References

Getliff, J., G. McEwen, S. Ross, R. Richards, and M. Norman, 2002, "Drilling Fluid Design and the Use of Vermiculture for the Remediation of Drill Cuttings," AADE-02-DFWM-HO-16, paper presented at the American Association of Drilling Engineers 2002 Technology Conference, Drilling and Completion Fluids and Waste Management, Houston TX April 2-3.

McMillen, S.J., and N.R. Gray, 1994, "Biotreatment of Exploration and Production Wastes," SPE 27135, presented at the Second International Conference on Health, Safety & Environment in Oil & Gas Exploration and Production, Jakarta, Indonesia, January 25-27.

McMillen, S.J., R. Smart, R. Bernier, and R.E. Hoffman, 2004, "Biotreating E&P Wastes: Lessons Learned from 1992-2003," SPE 86794, presented at the Seventh International Conference on Health, Safety, and Environment in Oil and Gas Exploration and Production, Calgary, Alberta, Canada, March 29-31.

McMillen, S.J., R. I. Magaw, and R.L. Carovillano, 2001, "Risk-Based Decision-Making for Assessing Petroleum Impacts at Exploration and Production Sites," U.S. Department of Energy and Petroleum Environmental Research Forum, October.

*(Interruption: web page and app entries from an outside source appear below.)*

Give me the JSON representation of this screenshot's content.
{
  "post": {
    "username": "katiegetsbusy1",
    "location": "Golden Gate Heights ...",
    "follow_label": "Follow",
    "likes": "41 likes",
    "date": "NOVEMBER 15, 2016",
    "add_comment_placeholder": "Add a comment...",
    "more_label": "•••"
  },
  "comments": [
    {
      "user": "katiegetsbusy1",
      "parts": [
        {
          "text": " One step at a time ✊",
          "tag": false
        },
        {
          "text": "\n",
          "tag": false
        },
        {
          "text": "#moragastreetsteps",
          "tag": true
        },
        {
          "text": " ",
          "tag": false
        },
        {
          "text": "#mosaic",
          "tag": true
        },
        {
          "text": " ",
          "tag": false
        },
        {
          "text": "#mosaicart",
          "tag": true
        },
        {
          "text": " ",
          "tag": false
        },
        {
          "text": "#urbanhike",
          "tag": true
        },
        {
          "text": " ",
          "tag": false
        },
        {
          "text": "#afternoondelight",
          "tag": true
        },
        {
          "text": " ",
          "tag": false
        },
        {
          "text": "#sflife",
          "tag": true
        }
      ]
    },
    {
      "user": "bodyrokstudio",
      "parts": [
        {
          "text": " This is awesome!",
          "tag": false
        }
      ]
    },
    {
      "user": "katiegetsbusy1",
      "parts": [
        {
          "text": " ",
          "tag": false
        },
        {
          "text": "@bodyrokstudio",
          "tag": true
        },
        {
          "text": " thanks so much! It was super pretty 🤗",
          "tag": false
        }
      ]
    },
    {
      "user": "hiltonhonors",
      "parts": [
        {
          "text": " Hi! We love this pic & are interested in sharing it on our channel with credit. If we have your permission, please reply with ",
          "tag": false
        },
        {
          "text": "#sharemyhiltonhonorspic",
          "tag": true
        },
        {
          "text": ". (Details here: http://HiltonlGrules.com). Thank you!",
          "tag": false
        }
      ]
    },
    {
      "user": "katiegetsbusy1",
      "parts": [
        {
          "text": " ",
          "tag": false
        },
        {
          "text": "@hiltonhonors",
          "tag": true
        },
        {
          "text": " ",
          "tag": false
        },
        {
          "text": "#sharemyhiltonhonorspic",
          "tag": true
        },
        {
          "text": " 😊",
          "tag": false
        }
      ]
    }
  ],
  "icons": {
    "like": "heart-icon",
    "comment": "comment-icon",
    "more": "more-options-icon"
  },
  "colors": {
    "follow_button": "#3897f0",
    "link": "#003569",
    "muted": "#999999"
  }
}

Norman, M., S. Ross, G. McEwen, and J. Getliff, 2002, "Minimizing Environmental Impacts and Maximizing Hole Stability - the Significance of Drilling with Synthetic Fluids in New Zealand," New Zealand Petroleum Conference Proceedings, February 24-27.